What Do the New Risk Retention Requirements of the Dodd-Frank Act Mean for Securitization? <br>

Wed Dec 01 15:24:38 EST 2010
By Dr. Faten Sabry

Third in a NERA series examining the impact of the new financial regulations

The Dodd-Frank Wall Street Reform and Consumer Protection Act ("the Act"), which was enacted into law on 21 July 2010, is the most significant piece of financial legislation since the 1930s and is expected to affect every aspect of the US financial services industry. Regulators now face the daunting task of writing rules for securitizers to comply with the Act's requirements, and the new risk retention rules require securitizers to retain not less than 5% of the credit risk for most asset-backed securities without hedging or transferring the credit risk.
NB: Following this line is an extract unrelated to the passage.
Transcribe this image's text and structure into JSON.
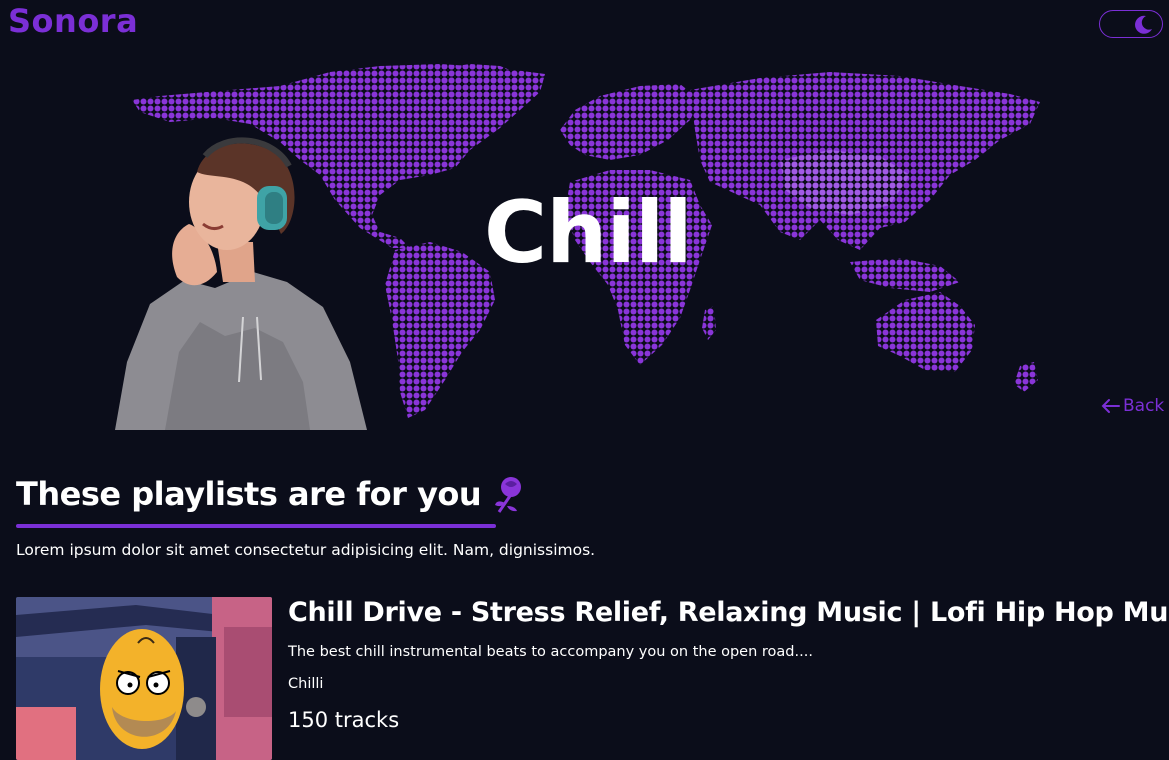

In this paper, the third in a NERA series examining the impact of the new financial regulations, Senior Vice President Dr. Faten Sabry examines economic evidence indicating that the contraction in the credit markets observed since 2007 may be exacerbated by strict adherence to a "one size fits all" risk requirement. Dr. Sabry discusses the recent academic literature on the optimal design and types of risk retention rules, and notes that recent studies show that different retention mechanisms can have different effects on the incentives of the securitizers and there is no economic basis for a "one size fits all" rule. Finally, she argues that economic modeling can be used effectively to design the appropriate risk retention rules to take into account the significant heterogeneity across different asset classes and deal structures, which would help the alignment of incentives.
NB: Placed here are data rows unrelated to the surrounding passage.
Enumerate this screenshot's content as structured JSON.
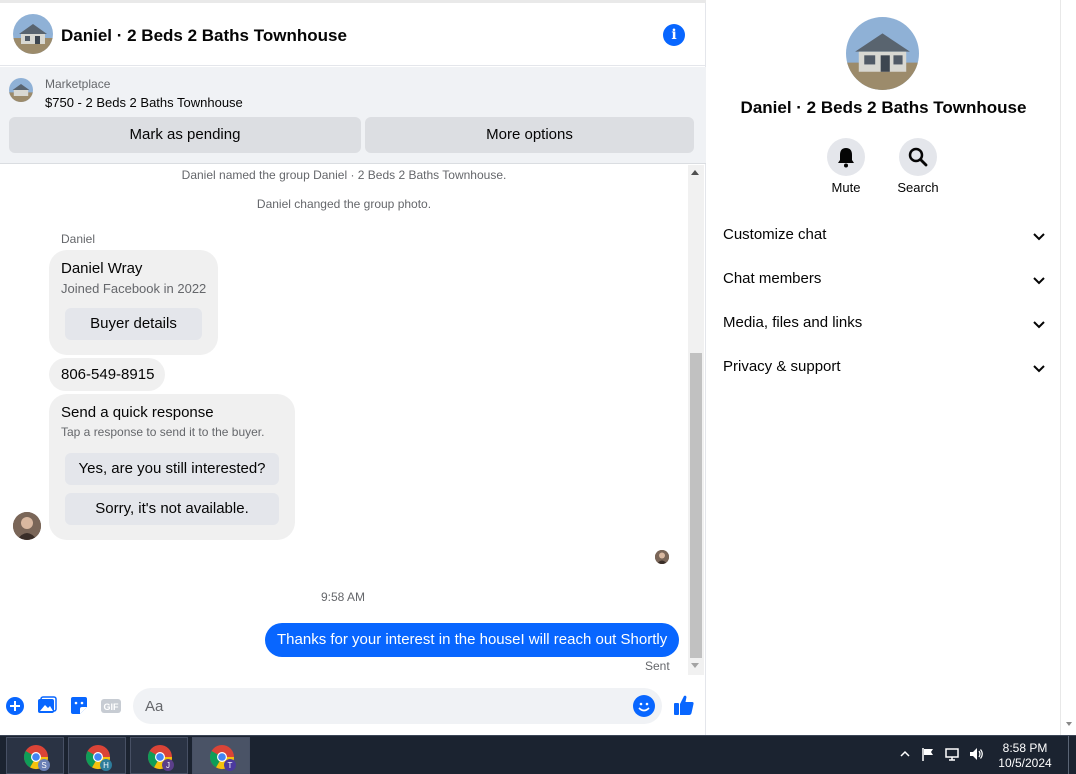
{
  "chat": {
    "header_title": "Daniel · 2 Beds 2 Baths Townhouse",
    "marketplace_label": "Marketplace",
    "listing": "$750 - 2 Beds 2 Baths Townhouse",
    "mark_pending": "Mark as pending",
    "more_options": "More options"
  },
  "messages": {
    "system_1": "Daniel named the group Daniel · 2 Beds 2 Baths Townhouse.",
    "system_2": "Daniel changed the group photo.",
    "sender": "Daniel",
    "profile_name": "Daniel Wray",
    "profile_joined": "Joined Facebook in 2022",
    "buyer_details": "Buyer details",
    "phone": "806-549-8915",
    "quick_title": "Send a quick response",
    "quick_sub": "Tap a response to send it to the buyer.",
    "quick_1": "Yes, are you still interested?",
    "quick_2": "Sorry, it's not available.",
    "time": "9:58 AM",
    "outgoing": "Thanks for your interest in the houseI will reach out Shortly",
    "status": "Sent"
  },
  "composer": {
    "placeholder": "Aa",
    "gif_label": "GIF"
  },
  "info_panel": {
    "title": "Daniel · 2 Beds 2 Baths Townhouse",
    "mute": "Mute",
    "search": "Search",
    "sections": [
      "Customize chat",
      "Chat members",
      "Media, files and links",
      "Privacy & support"
    ]
  },
  "taskbar": {
    "apps": [
      {
        "badge": "S"
      },
      {
        "badge": "H"
      },
      {
        "badge": "J"
      },
      {
        "badge": "T"
      }
    ],
    "time": "8:58 PM",
    "date": "10/5/2024"
  },
  "colors": {
    "accent": "#0866ff",
    "bubble": "#f0f0f0",
    "taskbar": "#1b2330"
  }
}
Other papers in the series:
Economic Analysis in the Federal Rule-Making Process to Implement the Dodd-Frank Wall Street Reform and Consumer Protection Act
By Dr. James Overdahl

Summary of Dodd-Frank Rulemakings and Studies